Ronni: I believe so I’m not as familiar with the medical side of it or the chemical side of it, so I can only guess. I don’t know as much.
Brittany: No worries. Just wondering.
Ronni: But though, one other thing, I know we’re kind of getting used to the end of our podcast, but the one other thing that I also think about when I think about something like patents is yes, we can say in some cases, just like you brought up with Tesla, someone can create this, but then someone else steals it and goes and patents it first. And of course, I think that is wrong, and maybe there’s a way in which we could have a better patent system. So something like that couldn’t happen. But I think also that patents, patents can help innovation. Again, I’m going back to thinking of my dad and the things that he created. He spent so much time designing, thinking about prototyping, creating, and perfecting all of these things to create these parts and to patent these parts. He was able to spend so much time doing this because he knew that he could get that protection so that all of the efforts that he put into creating it could be protected until he was able to get enough of a financial investment or get enough money back to make up for all the effort that he put into it. And I wonder sometimes if we didn’t have patent protections if, on one hand, I could see how it could produce more innovative ideas, but on the other hand, I wonder if it would deter some people from wanting to think of new ideas. Because if they just thought, I’m going to spend years coming up with this idea that only I can come up with in my head, but as soon as I come up with it, someone’s going to see it and then immediately copy it, it would make me feel like, why should I put forth all the effort to come up with this then, especially if you’re not going to be able to recoup any money and investment that you put into the process for a while.
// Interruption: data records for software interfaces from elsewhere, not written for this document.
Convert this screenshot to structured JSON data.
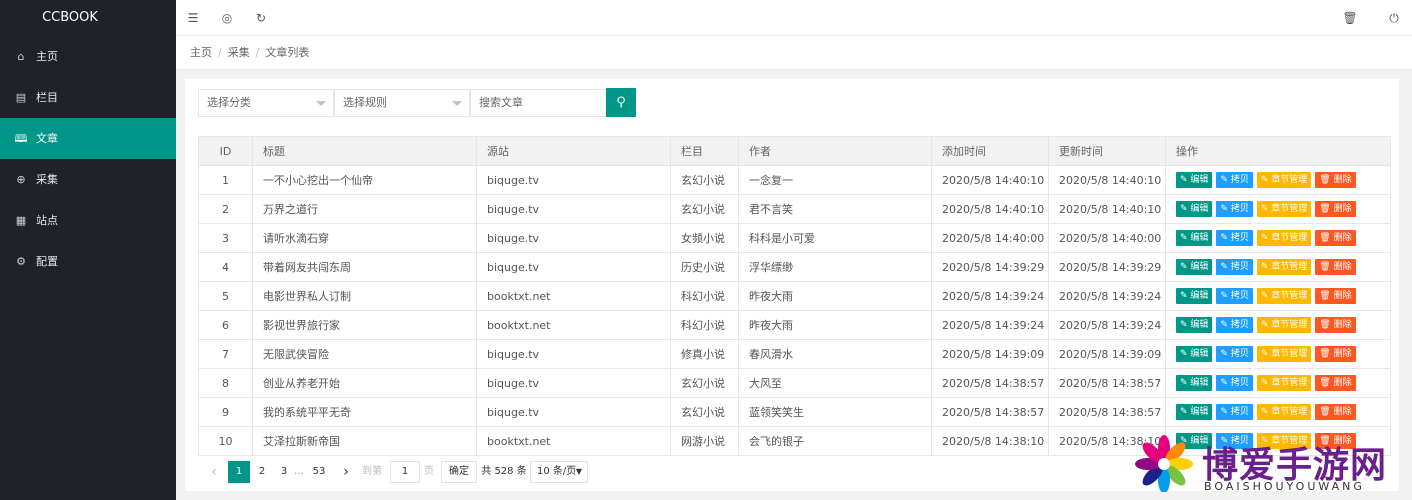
{
  "sidebar": {
    "logo": "CCBOOK",
    "items": [
      {
        "label": "主页",
        "icon": "⌂"
      },
      {
        "label": "栏目",
        "icon": "▤"
      },
      {
        "label": "文章",
        "icon": "🕮"
      },
      {
        "label": "采集",
        "icon": "⊕"
      },
      {
        "label": "站点",
        "icon": "▦"
      },
      {
        "label": "配置",
        "icon": "⚙"
      }
    ],
    "active_index": 2
  },
  "header": {
    "menu_icon": "☰",
    "globe_icon": "◎",
    "refresh_icon": "↻",
    "trash_icon": "🗑",
    "power_icon": "⏻"
  },
  "breadcrumb": [
    "主页",
    "采集",
    "文章列表"
  ],
  "filters": {
    "category_placeholder": "选择分类",
    "rule_placeholder": "选择规则",
    "search_placeholder": "搜索文章",
    "search_icon": "⚲"
  },
  "table": {
    "headers": [
      "ID",
      "标题",
      "源站",
      "栏目",
      "作者",
      "添加时间",
      "更新时间",
      "操作"
    ],
    "rows": [
      [
        "1",
        "一不小心挖出一个仙帝",
        "biquge.tv",
        "玄幻小说",
        "一念复一",
        "2020/5/8 14:40:10",
        "2020/5/8 14:40:10"
      ],
      [
        "2",
        "万界之道行",
        "biquge.tv",
        "玄幻小说",
        "君不言笑",
        "2020/5/8 14:40:10",
        "2020/5/8 14:40:10"
      ],
      [
        "3",
        "请听水滴石穿",
        "biquge.tv",
        "女频小说",
        "科科是小可爱",
        "2020/5/8 14:40:00",
        "2020/5/8 14:40:00"
      ],
      [
        "4",
        "带着网友共闯东周",
        "biquge.tv",
        "历史小说",
        "浮华缥缈",
        "2020/5/8 14:39:29",
        "2020/5/8 14:39:29"
      ],
      [
        "5",
        "电影世界私人订制",
        "booktxt.net",
        "科幻小说",
        "昨夜大雨",
        "2020/5/8 14:39:24",
        "2020/5/8 14:39:24"
      ],
      [
        "6",
        "影视世界旅行家",
        "booktxt.net",
        "科幻小说",
        "昨夜大雨",
        "2020/5/8 14:39:24",
        "2020/5/8 14:39:24"
      ],
      [
        "7",
        "无限武侠冒险",
        "biquge.tv",
        "修真小说",
        "春风滑水",
        "2020/5/8 14:39:09",
        "2020/5/8 14:39:09"
      ],
      [
        "8",
        "创业从养老开始",
        "biquge.tv",
        "玄幻小说",
        "大风至",
        "2020/5/8 14:38:57",
        "2020/5/8 14:38:57"
      ],
      [
        "9",
        "我的系统平平无奇",
        "biquge.tv",
        "玄幻小说",
        "蓝领笑笑生",
        "2020/5/8 14:38:57",
        "2020/5/8 14:38:57"
      ],
      [
        "10",
        "艾泽拉斯新帝国",
        "booktxt.net",
        "网游小说",
        "会飞的银子",
        "2020/5/8 14:38:10",
        "2020/5/8 14:38:10"
      ]
    ],
    "actions": {
      "edit": "编辑",
      "copy": "拷贝",
      "chapters": "章节管理",
      "delete": "删除"
    }
  },
  "pager": {
    "prev": "‹",
    "pages": [
      "1",
      "2",
      "3"
    ],
    "ellipsis": "…",
    "last": "53",
    "next": "›",
    "goto_label": "到第",
    "goto_value": "1",
    "page_unit": "页",
    "confirm": "确定",
    "total": "共 528 条",
    "per_page": "10 条/页"
  },
  "watermark": {
    "text": "博爱手游网",
    "sub": "BOAISHOUYOUWANG"
  },
  "colors": {
    "accent": "#009688",
    "sidebar": "#20222a",
    "edit": "#009688",
    "copy": "#1e9fff",
    "chapters": "#ffb800",
    "delete": "#ff5722"
  }
}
So, all in all, I think this topic, there’s pros and cons, and I think it’s interesting to talk about because it is contested in the liberty world. So yeah, I think all in all, innovation is a great thing, and I think figuring out the best ways to be able to be free to innovate is really the ultimate goal. Whether that be through protections, not protections. I don’t have the answer.
Brittany: No, I think, yeah, no, I think that’s, and we talked about this a couple of episodes ago where you said it’s okay to just be like, I don’t know. Yeah, I do not know the answer to that. Right. So, no, I think that’s great. We will wrap it up there. And again, we will do some more episodes on this because I do want to get into the controversy on both sides of the argument. I think that’s really interesting. This is a topic that took me well into my twenties to understand because it is complex. So, you guys are way out of the game. And I’m in my thirties now and I barely understand it. So, way ahead of the game. Thank you guys for listening so much. We’ll wrap it up there. Don’t forget to like and subscribe and share the podcast. And until next time, we will talk to you later.
Ronni: All right, see you soon.